- [DESCRIPTION OF THE TASK]: Comb through the entries for "true" and pull out each line that holds it.

Website and app data records:
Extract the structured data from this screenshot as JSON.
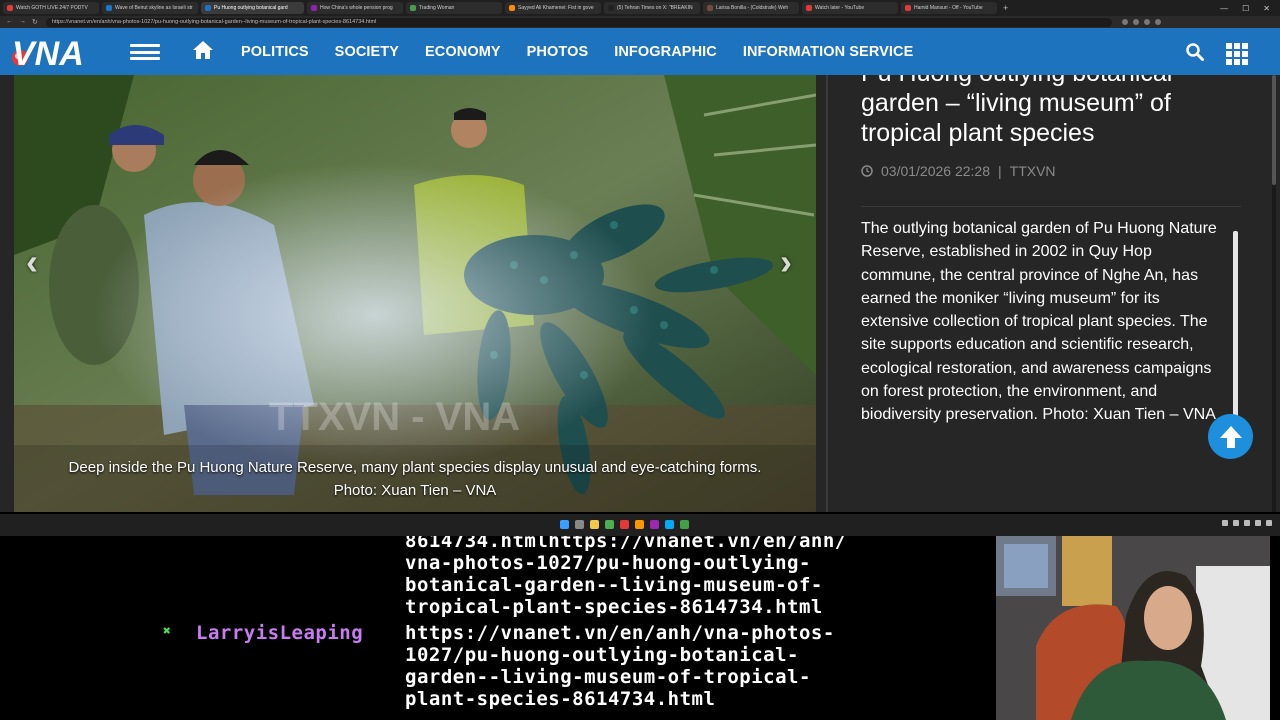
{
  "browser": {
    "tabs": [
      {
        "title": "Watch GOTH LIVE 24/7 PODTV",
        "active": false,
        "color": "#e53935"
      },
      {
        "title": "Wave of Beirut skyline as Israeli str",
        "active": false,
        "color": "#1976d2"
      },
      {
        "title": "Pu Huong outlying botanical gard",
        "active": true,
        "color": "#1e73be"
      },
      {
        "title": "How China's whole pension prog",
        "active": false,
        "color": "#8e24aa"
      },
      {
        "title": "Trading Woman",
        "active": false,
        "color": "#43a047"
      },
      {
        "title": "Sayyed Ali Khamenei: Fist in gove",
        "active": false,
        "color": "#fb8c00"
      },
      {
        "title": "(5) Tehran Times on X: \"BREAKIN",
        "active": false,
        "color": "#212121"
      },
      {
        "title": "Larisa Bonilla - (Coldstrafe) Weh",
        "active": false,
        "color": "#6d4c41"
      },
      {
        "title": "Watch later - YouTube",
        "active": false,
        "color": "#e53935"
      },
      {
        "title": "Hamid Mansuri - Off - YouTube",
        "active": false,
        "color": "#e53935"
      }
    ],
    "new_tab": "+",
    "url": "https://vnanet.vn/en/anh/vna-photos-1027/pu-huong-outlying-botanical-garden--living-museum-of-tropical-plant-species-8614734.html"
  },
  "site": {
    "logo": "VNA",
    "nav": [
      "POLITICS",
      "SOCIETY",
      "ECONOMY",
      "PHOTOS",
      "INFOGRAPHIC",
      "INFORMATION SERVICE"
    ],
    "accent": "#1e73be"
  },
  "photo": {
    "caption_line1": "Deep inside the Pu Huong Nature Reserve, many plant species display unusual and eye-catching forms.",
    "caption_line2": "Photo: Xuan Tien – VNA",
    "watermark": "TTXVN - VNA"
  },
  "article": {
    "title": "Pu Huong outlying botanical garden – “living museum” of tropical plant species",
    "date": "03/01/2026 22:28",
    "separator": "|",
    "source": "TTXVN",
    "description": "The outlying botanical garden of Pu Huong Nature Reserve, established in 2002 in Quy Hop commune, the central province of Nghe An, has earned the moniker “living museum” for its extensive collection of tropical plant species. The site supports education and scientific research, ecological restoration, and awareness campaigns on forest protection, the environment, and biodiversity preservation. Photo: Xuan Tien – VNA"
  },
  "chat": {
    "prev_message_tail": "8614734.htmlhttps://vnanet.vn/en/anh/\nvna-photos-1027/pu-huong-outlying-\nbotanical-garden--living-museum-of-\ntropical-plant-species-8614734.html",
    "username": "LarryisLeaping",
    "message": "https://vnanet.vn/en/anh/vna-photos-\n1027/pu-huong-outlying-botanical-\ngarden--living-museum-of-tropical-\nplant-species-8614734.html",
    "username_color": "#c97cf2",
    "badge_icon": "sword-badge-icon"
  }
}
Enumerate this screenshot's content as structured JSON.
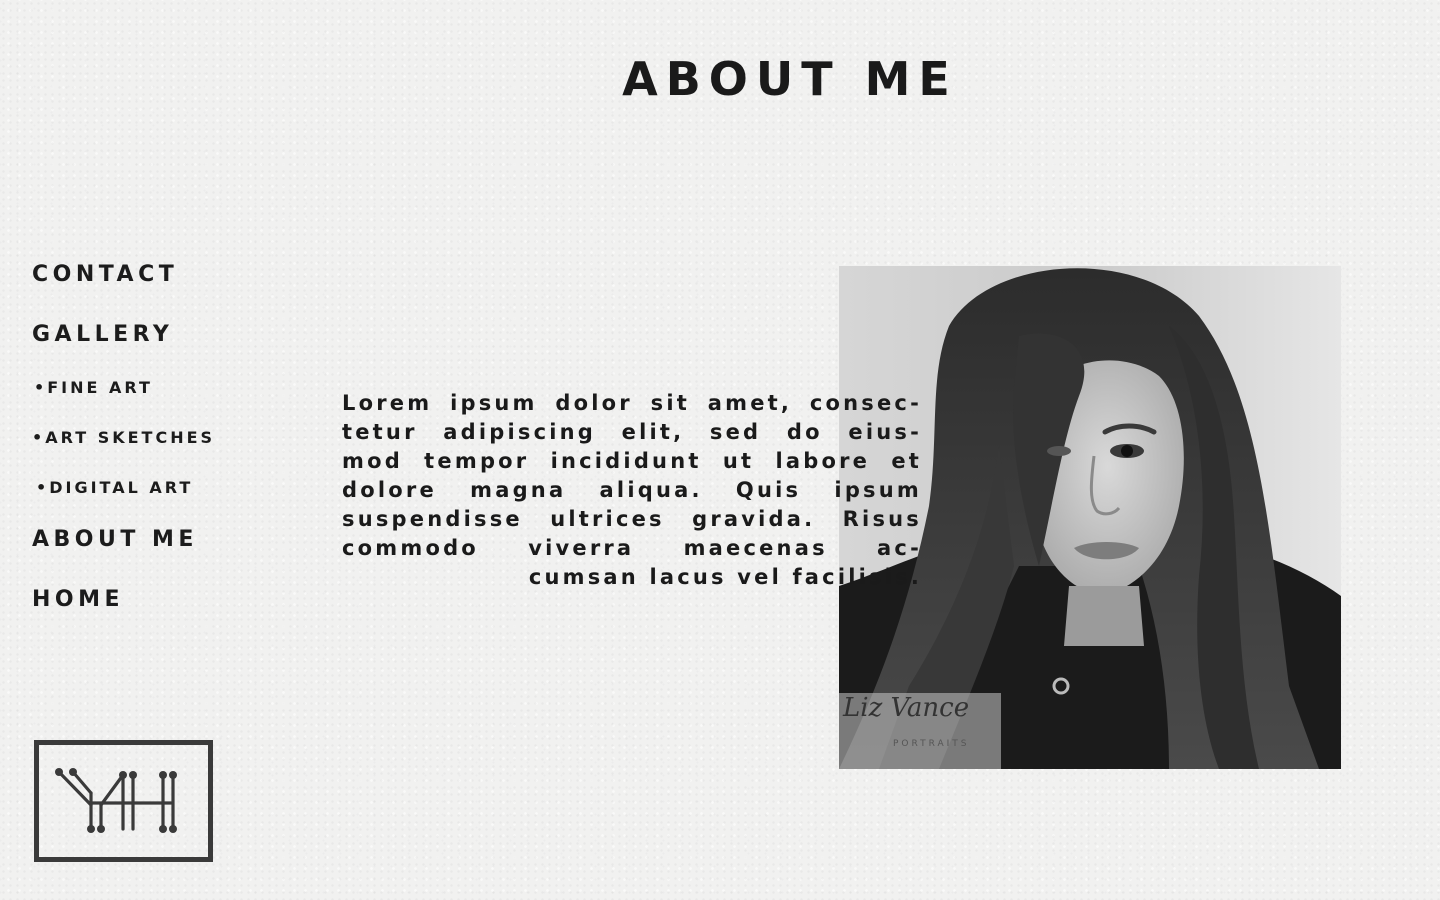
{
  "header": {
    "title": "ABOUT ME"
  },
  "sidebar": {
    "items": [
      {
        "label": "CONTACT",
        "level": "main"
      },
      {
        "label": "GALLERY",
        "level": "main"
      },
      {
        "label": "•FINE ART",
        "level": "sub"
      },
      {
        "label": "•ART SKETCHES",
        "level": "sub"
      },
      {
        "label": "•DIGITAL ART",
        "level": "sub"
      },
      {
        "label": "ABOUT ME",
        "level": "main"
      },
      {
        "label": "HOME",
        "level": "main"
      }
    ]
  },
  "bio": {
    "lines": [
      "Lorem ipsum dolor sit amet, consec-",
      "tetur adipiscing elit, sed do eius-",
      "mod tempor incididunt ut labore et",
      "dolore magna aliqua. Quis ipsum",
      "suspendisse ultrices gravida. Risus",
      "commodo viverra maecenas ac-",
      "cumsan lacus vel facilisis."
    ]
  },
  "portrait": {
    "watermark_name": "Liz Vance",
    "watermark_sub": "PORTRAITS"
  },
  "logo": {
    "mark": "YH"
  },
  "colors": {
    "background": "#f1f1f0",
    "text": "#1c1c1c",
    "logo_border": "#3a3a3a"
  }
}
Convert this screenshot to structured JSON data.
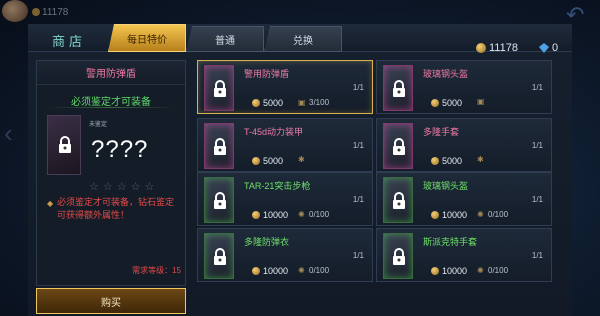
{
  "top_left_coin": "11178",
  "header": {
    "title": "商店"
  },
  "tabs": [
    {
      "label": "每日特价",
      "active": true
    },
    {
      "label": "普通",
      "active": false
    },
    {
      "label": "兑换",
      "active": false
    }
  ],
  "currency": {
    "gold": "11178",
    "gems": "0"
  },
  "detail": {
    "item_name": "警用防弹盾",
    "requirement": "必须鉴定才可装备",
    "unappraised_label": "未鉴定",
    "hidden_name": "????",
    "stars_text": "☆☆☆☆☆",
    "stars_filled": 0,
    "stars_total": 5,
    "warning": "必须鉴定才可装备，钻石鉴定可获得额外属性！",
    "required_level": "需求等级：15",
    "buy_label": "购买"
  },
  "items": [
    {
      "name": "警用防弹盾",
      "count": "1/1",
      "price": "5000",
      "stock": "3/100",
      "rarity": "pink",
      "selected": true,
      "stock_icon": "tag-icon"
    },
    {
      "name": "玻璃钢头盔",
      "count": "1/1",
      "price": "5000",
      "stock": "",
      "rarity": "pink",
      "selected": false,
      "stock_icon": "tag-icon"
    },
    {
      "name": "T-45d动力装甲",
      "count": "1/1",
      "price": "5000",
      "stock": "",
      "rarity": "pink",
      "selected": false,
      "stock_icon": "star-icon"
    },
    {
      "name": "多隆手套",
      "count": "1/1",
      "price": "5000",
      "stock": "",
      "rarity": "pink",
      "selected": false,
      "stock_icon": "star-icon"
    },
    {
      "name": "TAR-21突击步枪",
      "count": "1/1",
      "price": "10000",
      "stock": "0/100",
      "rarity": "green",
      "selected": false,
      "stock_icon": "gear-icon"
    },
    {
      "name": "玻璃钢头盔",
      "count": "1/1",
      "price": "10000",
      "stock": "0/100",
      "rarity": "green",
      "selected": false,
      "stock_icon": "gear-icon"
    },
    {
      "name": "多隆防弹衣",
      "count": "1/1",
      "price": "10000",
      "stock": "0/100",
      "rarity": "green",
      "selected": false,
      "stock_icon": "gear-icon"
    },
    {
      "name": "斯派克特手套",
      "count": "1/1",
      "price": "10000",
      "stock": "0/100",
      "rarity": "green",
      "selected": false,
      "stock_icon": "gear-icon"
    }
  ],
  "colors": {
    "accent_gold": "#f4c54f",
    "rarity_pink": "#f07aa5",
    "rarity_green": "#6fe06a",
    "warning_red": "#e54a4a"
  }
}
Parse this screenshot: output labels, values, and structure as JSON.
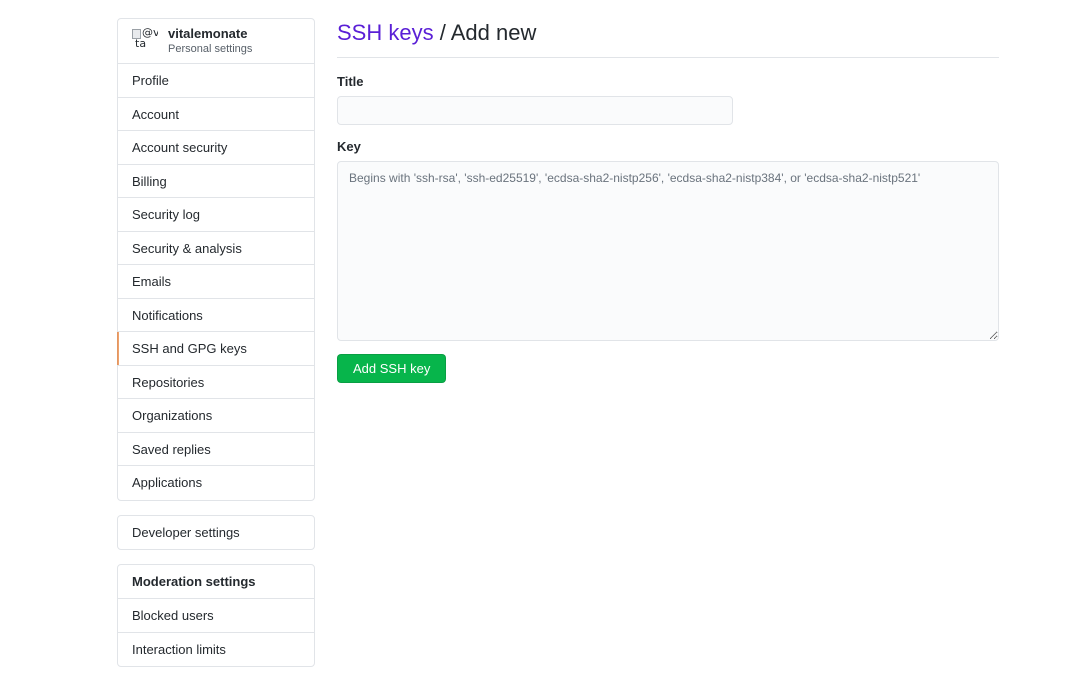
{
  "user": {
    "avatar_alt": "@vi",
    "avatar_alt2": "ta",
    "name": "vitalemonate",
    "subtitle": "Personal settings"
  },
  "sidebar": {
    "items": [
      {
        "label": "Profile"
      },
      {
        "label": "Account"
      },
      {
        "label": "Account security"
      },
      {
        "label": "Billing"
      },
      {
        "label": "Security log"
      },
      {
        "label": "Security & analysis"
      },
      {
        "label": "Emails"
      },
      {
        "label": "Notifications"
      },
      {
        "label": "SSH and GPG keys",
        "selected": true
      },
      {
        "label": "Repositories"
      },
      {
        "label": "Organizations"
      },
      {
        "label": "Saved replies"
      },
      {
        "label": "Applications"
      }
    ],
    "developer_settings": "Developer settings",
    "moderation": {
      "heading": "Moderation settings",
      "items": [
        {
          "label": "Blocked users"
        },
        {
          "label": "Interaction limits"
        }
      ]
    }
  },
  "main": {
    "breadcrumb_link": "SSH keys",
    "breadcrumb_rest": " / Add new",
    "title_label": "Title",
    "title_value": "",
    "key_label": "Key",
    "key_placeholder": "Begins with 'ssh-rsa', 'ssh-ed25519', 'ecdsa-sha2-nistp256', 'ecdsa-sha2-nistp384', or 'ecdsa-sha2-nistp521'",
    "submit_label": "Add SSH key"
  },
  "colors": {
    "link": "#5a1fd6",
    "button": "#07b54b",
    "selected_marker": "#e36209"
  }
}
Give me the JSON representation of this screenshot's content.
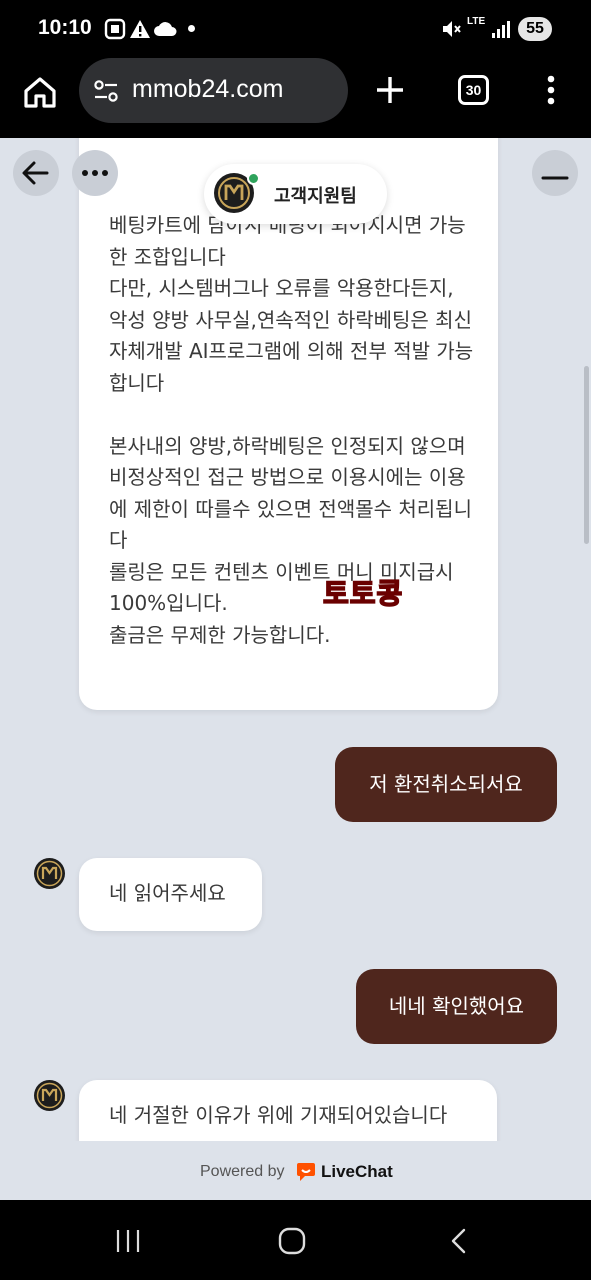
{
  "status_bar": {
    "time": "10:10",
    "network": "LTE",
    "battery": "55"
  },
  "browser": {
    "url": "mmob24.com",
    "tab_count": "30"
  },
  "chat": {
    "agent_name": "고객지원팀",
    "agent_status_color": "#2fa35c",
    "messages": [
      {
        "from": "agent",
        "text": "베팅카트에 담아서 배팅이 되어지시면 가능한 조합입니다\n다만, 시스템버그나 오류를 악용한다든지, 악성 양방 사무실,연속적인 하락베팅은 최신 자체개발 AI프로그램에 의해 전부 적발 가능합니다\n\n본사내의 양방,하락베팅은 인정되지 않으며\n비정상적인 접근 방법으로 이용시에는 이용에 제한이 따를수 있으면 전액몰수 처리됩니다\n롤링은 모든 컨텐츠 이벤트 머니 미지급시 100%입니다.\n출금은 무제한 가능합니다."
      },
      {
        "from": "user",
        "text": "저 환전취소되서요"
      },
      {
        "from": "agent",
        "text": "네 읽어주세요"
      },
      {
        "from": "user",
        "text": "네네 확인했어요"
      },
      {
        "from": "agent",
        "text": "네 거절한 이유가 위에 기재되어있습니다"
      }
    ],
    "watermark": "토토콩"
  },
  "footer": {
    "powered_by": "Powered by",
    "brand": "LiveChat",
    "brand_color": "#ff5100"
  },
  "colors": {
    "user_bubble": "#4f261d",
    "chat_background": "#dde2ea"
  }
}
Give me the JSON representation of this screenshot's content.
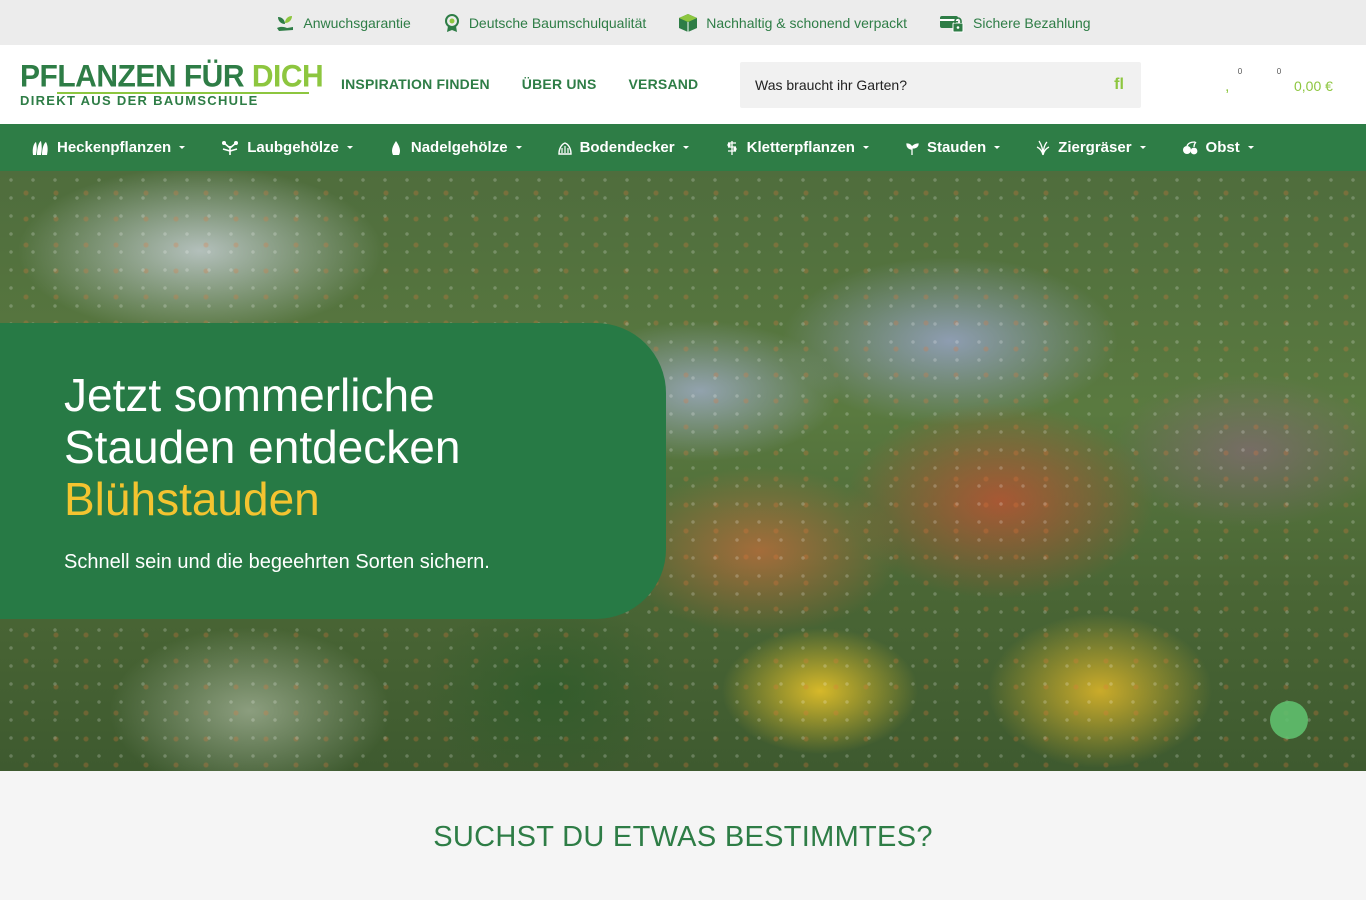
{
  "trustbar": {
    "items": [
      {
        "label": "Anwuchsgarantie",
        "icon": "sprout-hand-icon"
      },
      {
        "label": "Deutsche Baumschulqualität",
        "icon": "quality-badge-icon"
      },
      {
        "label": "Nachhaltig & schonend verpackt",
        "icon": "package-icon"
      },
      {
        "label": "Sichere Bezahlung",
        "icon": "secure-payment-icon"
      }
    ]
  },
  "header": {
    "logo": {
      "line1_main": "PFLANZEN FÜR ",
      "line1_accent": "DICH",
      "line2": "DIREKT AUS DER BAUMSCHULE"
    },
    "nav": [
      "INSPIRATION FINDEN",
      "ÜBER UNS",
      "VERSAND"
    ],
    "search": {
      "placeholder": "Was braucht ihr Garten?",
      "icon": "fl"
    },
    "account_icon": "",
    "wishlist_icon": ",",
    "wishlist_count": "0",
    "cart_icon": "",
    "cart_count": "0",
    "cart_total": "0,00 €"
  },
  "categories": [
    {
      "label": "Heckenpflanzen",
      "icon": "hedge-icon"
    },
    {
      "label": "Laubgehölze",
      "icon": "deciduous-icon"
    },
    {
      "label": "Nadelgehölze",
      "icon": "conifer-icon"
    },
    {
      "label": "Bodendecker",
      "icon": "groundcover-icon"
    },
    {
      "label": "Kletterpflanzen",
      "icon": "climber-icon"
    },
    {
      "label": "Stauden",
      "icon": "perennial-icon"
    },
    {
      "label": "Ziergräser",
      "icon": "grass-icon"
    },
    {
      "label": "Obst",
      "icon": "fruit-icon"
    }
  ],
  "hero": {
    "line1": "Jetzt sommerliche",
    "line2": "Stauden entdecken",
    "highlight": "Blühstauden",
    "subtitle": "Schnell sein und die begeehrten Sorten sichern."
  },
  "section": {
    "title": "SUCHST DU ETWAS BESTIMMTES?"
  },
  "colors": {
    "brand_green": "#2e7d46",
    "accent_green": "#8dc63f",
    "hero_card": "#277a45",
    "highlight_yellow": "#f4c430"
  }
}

- [SOLUTION BELOW]:
        "active": true,
      "active": true
      "selected": true,
        "selected": true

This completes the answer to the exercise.